For many years now, Choral Evensong on Ash Wednesday has held a particularly cherished place in the life of St John’s College Chapel. In this recording of Evensong, a rite which forms part of the daily round of worship offered at St John’s, ancient words and music invite us to reflect upon this most solemn of holy days.
By tradition, Christians strive to deepen their discipleship during Lent, in expectation of the celebration of Christ’s passion and resurrection. Lent originated as a time of preparation for baptismal candidates, and later became associated with those who had committed grave public sins, in preparation for their readmission to the rites of the Church at Easter. The modern-day period of Lent which commences on Ash Wednesday is symbolic of the forty days Jesus spent in the wilderness after his baptism and before his public ministry. On this day, the crosses from the previous Palm Sunday are burned and used to mark the sign of the cross on the foreheads of worshippers, who thereby commit themselves to a season of fasting, self-examination, and prayer.

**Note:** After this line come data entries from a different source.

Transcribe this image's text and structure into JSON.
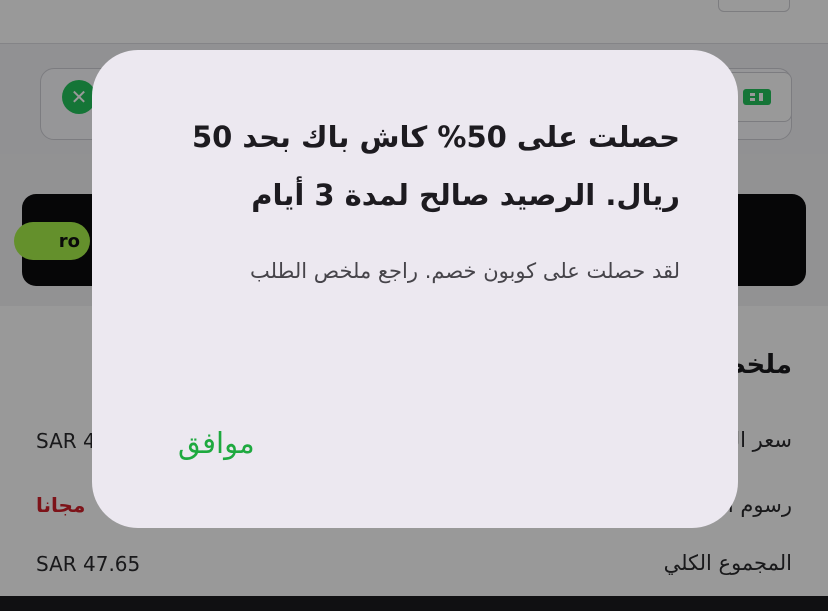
{
  "background": {
    "promo_badge": "ro",
    "summary": {
      "title": "ملخص",
      "rows": [
        {
          "label": "سعر المنتجات",
          "value": "SAR 4",
          "value_color": "#2b2b2d"
        },
        {
          "label": "رسوم التوصيل",
          "value": "مجانا",
          "value_color": "#d0212a"
        },
        {
          "label": "المجموع الكلي",
          "value": "SAR 47.65",
          "value_color": "#2b2b2d"
        }
      ]
    },
    "icons": {
      "remove": "close-icon",
      "coupon": "ticket-icon"
    }
  },
  "dialog": {
    "title": "حصلت على 50% كاش باك بحد 50 ريال. الرصيد صالح لمدة 3 أيام",
    "message": "لقد حصلت على كوبون خصم. راجع ملخص الطلب",
    "ok_label": "موافق",
    "accent_color": "#1ea93f"
  }
}
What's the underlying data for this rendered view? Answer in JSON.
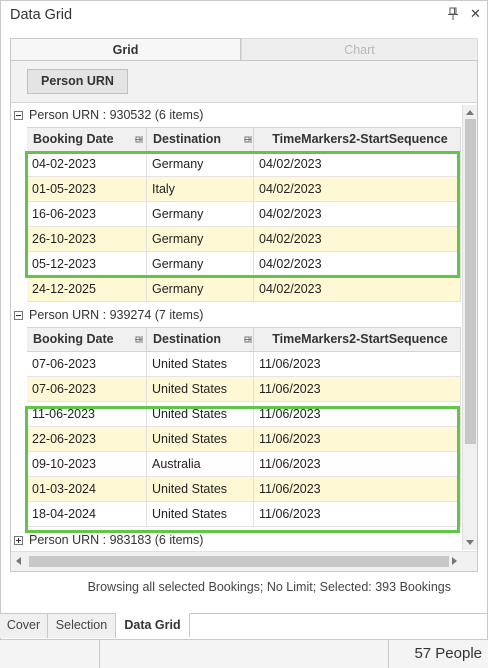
{
  "window": {
    "title": "Data Grid",
    "pin_icon": "pin-icon",
    "close_icon": "close-icon",
    "close_glyph": "✕"
  },
  "top_tabs": [
    {
      "label": "Grid",
      "active": true
    },
    {
      "label": "Chart",
      "active": false
    }
  ],
  "group_panel": {
    "chip_label": "Person URN"
  },
  "columns": [
    "Booking Date",
    "Destination",
    "TimeMarkers2-StartSequence"
  ],
  "groups": [
    {
      "label": "Person URN : 930532 (6 items)",
      "expanded": true,
      "rows": [
        [
          "04-02-2023",
          "Germany",
          "04/02/2023"
        ],
        [
          "01-05-2023",
          "Italy",
          "04/02/2023"
        ],
        [
          "16-06-2023",
          "Germany",
          "04/02/2023"
        ],
        [
          "26-10-2023",
          "Germany",
          "04/02/2023"
        ],
        [
          "05-12-2023",
          "Germany",
          "04/02/2023"
        ],
        [
          "24-12-2025",
          "Germany",
          "04/02/2023"
        ]
      ]
    },
    {
      "label": "Person URN : 939274 (7 items)",
      "expanded": true,
      "rows": [
        [
          "07-06-2023",
          "United States",
          "11/06/2023"
        ],
        [
          "07-06-2023",
          "United States",
          "11/06/2023"
        ],
        [
          "11-06-2023",
          "United States",
          "11/06/2023"
        ],
        [
          "22-06-2023",
          "United States",
          "11/06/2023"
        ],
        [
          "09-10-2023",
          "Australia",
          "11/06/2023"
        ],
        [
          "01-03-2024",
          "United States",
          "11/06/2023"
        ],
        [
          "18-04-2024",
          "United States",
          "11/06/2023"
        ]
      ]
    },
    {
      "label": "Person URN : 983183 (6 items)",
      "expanded": false,
      "rows": []
    }
  ],
  "status_text": "Browsing all selected Bookings; No Limit; Selected: 393 Bookings",
  "bottom_tabs": [
    {
      "label": "Cover",
      "active": false
    },
    {
      "label": "Selection",
      "active": false
    },
    {
      "label": "Data Grid",
      "active": true
    }
  ],
  "statusbar": {
    "people_count": "57 People"
  },
  "colors": {
    "highlight": "#64c449",
    "alt_row": "#fff8d5",
    "header_bg": "#f0f0f0"
  }
}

The Opus Dei (the Work of God) is upheld by Anglicans today through the offices of Morning and Evening Prayer, which have been the framework of daily Anglican worship since Thomas Cranmer adapted the monastic pattern of prayer almost 500 years ago. The words of Evening Prayer—or the sung version, Evensong—remain as Cranmer left them, yet they offer fresh meaning to those who seek to encounter God in our own age. The unchanging text of The Preces, Magnificat, Nunc Dimittis, and Responses is included daily, yet crucially its musical setting (along with the specifically-appointed readings, prayers, and the anthem) sets the tone of the liturgy. Evensong on Ash Wednesday is a turning point in the Christian year: it offers the opportunity to make the connection between our life and the life of God through soul-searching music and words.

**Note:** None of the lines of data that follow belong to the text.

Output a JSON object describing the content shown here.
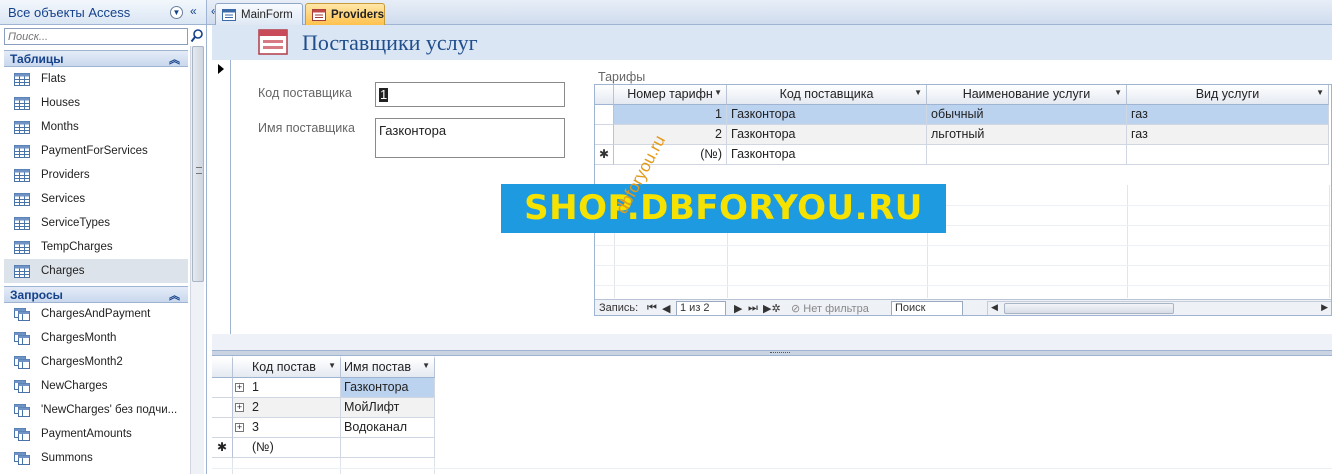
{
  "nav": {
    "title": "Все объекты Access",
    "search_placeholder": "Поиск...",
    "groups": [
      {
        "label": "Таблицы",
        "items": [
          "Flats",
          "Houses",
          "Months",
          "PaymentForServices",
          "Providers",
          "Services",
          "ServiceTypes",
          "TempCharges",
          "Charges"
        ]
      },
      {
        "label": "Запросы",
        "items": [
          "ChargesAndPayment",
          "ChargesMonth",
          "ChargesMonth2",
          "NewCharges",
          "'NewCharges' без подчи...",
          "PaymentAmounts",
          "Summons"
        ]
      }
    ]
  },
  "tabs": [
    {
      "label": "MainForm"
    },
    {
      "label": "Providers"
    }
  ],
  "form": {
    "title": "Поставщики услуг",
    "code_label": "Код поставщика",
    "code_value": "1",
    "name_label": "Имя поставщика",
    "name_value": "Газконтора"
  },
  "subform": {
    "label": "Тарифы",
    "columns": [
      "Номер тарифн",
      "Код поставщика",
      "Наименование услуги",
      "Вид услуги"
    ],
    "rows": [
      [
        "1",
        "Газконтора",
        "обычный",
        "газ"
      ],
      [
        "2",
        "Газконтора",
        "льготный",
        "газ"
      ],
      [
        "(№)",
        "Газконтора",
        "",
        ""
      ]
    ],
    "nav": {
      "record_label": "Запись:",
      "position": "1 из 2",
      "filter": "Нет фильтра",
      "search": "Поиск"
    }
  },
  "datasheet": {
    "columns": [
      "Код постав",
      "Имя постав"
    ],
    "rows": [
      [
        "1",
        "Газконтора"
      ],
      [
        "2",
        "МойЛифт"
      ],
      [
        "3",
        "Водоканал"
      ],
      [
        "(№)",
        ""
      ]
    ]
  },
  "watermark": {
    "banner": "SHOP.DBFORYOU.RU",
    "diagonal": "dbforyou.ru"
  },
  "colors": {
    "accent": "#15428b",
    "active_tab": "#ffc14d",
    "selection": "#bcd3f0",
    "banner_bg": "#1e9be0",
    "banner_text": "#f6e200"
  }
}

The Lenten liturgy mirrors the plainer, humbler lives of penitent Christians through the simple adornment of the space, restrained use of the organ, and abandonment of more extravagant musical works. And yet, the season offers some of the most sublime church music in the repertoire. Witness the setting of Psalm 51 by Allegri, handed down to us in a version containing the famous top Cs of a lone treble, the evoked emotions of which are surely intensified in the atmosphere of a live broadcast. The beautifully simple Preces and Responses by Byrd, and Weelkes’s Short Service, are both products of Cranmer’s stipulation that the texts should be 'understanded of the people'. By contrast, Byrd’s astonishing anthem in Latin, Ne irascaris, Domine, paints a picture of the Catholic composer lamenting his own exile. The readings from the Book of Isaiah and the Gospel of Luke speak of vanity, social injustice, the exploitation of the powerless, and the squandering of precious resources. These themes resonate powerfully today.
This rather sombre dimension should not obscure Lent’s renewing purpose, however. Liturgical customs such as the absence of flowers, the veiling of bejewelled crosses, the shutting of triptychs and the wearing of linen vestments do not seek to condemn; rather, they provide the backdrop to a life in which Christians may see more clearly the love of Christ, acknowledge their own shortcomings, and grow in self-awareness. In both the first lesson (in which Isaiah condemns the waywardness of Judah and Jerusalem) and in the second lesson (the Parable of the Prodigal Son), the underlying message is that of redemption. As the Advent candle in a dark Cambridge winter anticipates the birth of Christ, so too does the season of Lent, with etymological roots in the Old English word for ‘springtime’, fill Christians with hope in the knowledge of Christ’s resurrection. Ash Wednesday marks the beginning of this journey of renewal, urged on by the Collect’s petition for perfect remission and forgiveness.
John Challenger © 2020